Some questions hover around like hummingbirds, quietly floating in the background or flapping frenziedly to the fore. “Is Machu Picchu closing?” is one such question.
Two things help keep this strangely common query alive:
- The annual Inca Trail closure — The classic Inca Trail closes every year for the whole of February. This one-month hiatus allows maintenance teams to keep the trail in good order by cutting back vegetation, tidying up the campsites, removing trash and repairing general wear and tear along the trail. Machu Picchu does not close in February.
- Rumors — Machu Picchu closure rumors seem to flower and fade throughout the year, all of them spurious and ultimately fruitless. Where these rumors come from is anyone’s guess, but they might tie-in with the Inca Trail closure in February, as well as frequently voiced concerns regarding erosion of the site and how best to protect it (closure being a logical, albeit extreme, option).
Is Machu Picchu Likely to Close in the Future?
Of course, certain events can force a temporary closure. In late-January 2010, torrential rains damaged the local rail and road infrastructure and left tourists stranded in Aguas Calientes (Machu Picchu Pueblo). South America’s most popular tourist attraction remained closed for two months. It was officially reopened — to much joy and relief — on April 1, 2010. Martin Perez, Peru’s Tourism Minister at the time, told the BBC that the two-month closure amounted to a loss of revenue totaling $185 million (other estimates place the financial loss at more than double that amount).
Understandably, Peruvian authorities are highly averse to shutting the Inca citadel. After all, you don’t cook the goose that lays the golden eggs.
One thing is for sure: if Machu Picchu does ever close — for whatever reason — it will be big news. BIG NEWS. You’ll certainly hear about it here and across the global travel-related media. As things stand, Machu Picchu is open to the public every day of the year from 6:00 am to 5:00 pm (or thereabouts).

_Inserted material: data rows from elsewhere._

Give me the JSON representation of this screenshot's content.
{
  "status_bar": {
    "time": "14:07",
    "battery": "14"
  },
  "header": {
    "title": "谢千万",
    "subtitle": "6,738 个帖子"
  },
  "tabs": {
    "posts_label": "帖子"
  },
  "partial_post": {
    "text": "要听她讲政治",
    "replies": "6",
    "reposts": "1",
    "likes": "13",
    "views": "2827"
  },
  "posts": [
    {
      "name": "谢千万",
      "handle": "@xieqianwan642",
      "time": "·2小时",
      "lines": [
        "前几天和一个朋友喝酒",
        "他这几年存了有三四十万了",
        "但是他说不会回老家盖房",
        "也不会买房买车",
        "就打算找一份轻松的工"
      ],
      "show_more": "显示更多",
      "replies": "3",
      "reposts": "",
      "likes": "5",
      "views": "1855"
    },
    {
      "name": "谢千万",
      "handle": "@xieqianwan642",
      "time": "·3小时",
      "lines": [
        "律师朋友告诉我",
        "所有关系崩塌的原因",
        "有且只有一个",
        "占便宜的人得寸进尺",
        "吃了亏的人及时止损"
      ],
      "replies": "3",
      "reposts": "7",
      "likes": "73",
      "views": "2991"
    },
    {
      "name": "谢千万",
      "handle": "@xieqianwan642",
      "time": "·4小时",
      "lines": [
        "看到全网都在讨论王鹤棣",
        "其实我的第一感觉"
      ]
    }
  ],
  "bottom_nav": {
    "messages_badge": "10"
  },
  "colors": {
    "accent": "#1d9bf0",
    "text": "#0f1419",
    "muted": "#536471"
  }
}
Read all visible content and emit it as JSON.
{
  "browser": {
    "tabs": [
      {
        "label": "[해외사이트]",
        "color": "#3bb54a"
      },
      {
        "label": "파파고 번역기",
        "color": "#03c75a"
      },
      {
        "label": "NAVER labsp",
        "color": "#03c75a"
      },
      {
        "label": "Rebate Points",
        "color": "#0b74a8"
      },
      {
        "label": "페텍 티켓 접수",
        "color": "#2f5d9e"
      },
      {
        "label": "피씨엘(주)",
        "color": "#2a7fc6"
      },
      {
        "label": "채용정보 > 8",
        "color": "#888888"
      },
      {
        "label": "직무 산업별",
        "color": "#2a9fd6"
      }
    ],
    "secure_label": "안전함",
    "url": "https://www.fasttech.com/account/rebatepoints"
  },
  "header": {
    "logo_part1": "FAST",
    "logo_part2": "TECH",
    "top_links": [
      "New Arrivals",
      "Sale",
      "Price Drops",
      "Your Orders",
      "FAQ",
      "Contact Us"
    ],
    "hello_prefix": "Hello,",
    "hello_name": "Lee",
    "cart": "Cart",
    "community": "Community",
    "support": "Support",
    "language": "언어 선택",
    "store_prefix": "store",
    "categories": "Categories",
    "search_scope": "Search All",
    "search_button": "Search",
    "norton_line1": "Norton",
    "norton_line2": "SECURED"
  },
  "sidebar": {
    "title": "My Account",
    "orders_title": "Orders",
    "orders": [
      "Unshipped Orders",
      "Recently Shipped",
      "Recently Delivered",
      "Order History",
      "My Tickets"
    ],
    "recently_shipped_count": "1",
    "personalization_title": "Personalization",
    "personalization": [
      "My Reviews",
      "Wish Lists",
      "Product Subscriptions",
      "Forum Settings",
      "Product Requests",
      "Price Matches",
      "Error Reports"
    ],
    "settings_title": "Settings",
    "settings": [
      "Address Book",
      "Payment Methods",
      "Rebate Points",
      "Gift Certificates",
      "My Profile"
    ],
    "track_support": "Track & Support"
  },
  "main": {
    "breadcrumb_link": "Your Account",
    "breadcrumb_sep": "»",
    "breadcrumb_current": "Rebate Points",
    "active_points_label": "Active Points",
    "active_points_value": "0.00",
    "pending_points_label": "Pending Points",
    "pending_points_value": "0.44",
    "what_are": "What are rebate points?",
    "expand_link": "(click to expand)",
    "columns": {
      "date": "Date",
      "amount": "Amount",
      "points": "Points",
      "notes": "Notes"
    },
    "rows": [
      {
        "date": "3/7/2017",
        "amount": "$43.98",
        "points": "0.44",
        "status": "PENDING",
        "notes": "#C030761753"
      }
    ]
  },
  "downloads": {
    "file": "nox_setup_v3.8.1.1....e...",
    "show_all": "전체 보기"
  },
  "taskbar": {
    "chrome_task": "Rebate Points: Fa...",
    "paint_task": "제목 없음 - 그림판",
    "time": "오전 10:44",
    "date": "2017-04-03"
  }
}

In general, therefore, feel free to ignore all Machu Picchu closure rumors — just keep an eye on the weather.